►

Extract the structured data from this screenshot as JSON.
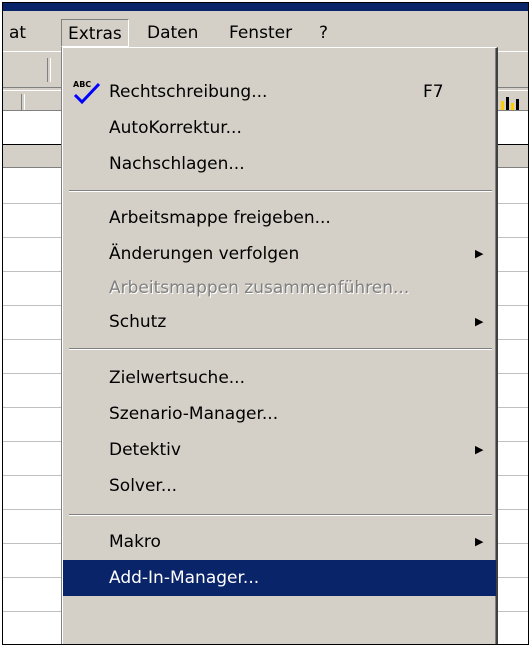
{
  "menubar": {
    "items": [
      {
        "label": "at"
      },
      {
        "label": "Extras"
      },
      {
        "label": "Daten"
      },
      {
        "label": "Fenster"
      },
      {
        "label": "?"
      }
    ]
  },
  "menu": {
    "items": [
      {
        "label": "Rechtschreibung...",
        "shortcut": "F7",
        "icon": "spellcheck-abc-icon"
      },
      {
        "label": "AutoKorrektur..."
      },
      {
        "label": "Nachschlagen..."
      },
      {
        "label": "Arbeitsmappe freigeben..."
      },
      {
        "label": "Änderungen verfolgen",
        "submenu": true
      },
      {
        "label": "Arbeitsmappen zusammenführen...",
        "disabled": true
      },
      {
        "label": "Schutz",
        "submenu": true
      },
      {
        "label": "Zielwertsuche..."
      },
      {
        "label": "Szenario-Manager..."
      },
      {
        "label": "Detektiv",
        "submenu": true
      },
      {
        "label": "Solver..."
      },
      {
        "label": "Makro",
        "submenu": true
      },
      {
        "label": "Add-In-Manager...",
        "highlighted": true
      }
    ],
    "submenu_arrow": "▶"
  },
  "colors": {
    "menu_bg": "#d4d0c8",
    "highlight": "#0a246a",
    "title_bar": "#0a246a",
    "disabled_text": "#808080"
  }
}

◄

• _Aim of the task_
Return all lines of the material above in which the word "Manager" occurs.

• _Task answer_
        "label": "Szenario-Manager..."
        "label": "Add-In-Manager...",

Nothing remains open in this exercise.